YOUR INSTRUCTIONS:
Compute how many lines in the entries below include the string "Precision". Only the number is wanted.

INPUT:
┄┄┄┄┄┄

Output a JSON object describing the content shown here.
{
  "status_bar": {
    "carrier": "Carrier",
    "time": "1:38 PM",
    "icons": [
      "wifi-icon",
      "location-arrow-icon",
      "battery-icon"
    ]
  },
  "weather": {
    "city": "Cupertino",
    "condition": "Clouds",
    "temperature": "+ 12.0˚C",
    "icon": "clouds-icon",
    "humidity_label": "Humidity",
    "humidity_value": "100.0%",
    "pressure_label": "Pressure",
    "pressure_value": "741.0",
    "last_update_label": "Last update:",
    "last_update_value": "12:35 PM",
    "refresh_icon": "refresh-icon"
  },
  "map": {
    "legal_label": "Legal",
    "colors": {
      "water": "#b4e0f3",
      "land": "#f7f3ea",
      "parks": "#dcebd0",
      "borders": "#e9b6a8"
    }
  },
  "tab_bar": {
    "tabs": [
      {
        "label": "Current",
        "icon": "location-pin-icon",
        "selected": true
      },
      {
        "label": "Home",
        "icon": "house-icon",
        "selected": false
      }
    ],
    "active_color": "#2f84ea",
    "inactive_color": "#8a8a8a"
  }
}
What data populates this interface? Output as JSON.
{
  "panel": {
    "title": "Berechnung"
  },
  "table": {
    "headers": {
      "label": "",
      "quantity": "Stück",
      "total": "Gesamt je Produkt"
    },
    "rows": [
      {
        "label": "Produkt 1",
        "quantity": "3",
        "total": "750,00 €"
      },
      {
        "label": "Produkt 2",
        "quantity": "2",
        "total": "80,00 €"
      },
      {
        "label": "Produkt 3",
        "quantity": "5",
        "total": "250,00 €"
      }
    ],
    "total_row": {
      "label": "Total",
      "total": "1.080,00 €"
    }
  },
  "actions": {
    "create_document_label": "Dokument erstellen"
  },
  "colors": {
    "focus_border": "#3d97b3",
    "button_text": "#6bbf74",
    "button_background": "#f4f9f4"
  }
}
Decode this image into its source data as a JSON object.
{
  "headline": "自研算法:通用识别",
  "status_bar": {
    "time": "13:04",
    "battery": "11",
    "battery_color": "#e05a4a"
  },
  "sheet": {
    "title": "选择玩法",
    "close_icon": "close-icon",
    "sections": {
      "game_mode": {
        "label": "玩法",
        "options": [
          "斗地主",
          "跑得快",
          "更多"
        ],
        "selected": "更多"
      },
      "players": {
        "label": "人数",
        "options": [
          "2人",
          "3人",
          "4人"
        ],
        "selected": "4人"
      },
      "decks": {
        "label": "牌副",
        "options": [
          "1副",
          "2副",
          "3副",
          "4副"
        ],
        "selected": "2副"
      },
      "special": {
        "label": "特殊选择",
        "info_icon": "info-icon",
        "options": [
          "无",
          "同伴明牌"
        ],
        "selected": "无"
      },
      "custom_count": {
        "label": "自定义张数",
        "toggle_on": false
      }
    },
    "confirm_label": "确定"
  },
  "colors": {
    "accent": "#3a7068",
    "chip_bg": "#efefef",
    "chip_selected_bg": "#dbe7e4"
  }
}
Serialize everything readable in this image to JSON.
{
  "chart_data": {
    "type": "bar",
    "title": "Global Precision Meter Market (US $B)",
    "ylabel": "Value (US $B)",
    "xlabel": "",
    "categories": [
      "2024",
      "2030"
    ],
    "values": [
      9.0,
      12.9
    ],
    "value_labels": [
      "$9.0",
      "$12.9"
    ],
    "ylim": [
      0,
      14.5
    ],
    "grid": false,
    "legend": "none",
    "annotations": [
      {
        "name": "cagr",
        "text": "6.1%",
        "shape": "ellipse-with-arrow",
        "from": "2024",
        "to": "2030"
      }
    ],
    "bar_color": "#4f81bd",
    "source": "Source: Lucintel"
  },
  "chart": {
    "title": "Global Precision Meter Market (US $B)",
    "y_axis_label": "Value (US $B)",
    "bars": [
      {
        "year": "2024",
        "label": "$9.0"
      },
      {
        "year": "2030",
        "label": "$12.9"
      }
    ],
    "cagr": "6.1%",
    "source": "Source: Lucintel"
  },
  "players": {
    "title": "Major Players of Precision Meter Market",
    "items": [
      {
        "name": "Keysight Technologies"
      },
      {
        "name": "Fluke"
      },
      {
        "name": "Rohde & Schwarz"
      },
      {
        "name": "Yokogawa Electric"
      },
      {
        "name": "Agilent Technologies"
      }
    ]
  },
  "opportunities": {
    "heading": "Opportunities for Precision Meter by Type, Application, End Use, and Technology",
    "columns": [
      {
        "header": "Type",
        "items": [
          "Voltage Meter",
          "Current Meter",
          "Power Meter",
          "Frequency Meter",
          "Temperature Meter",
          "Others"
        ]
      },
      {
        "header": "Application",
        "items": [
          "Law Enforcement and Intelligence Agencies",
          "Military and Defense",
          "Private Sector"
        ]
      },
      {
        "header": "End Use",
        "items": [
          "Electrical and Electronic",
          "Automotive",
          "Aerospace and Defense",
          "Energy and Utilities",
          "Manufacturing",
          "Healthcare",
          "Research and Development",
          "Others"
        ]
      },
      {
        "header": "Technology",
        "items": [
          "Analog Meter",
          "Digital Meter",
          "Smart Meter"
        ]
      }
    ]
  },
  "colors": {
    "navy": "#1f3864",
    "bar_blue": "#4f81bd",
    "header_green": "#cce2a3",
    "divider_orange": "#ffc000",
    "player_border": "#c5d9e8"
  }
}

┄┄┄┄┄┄

COMPLETED EXERCISE:
4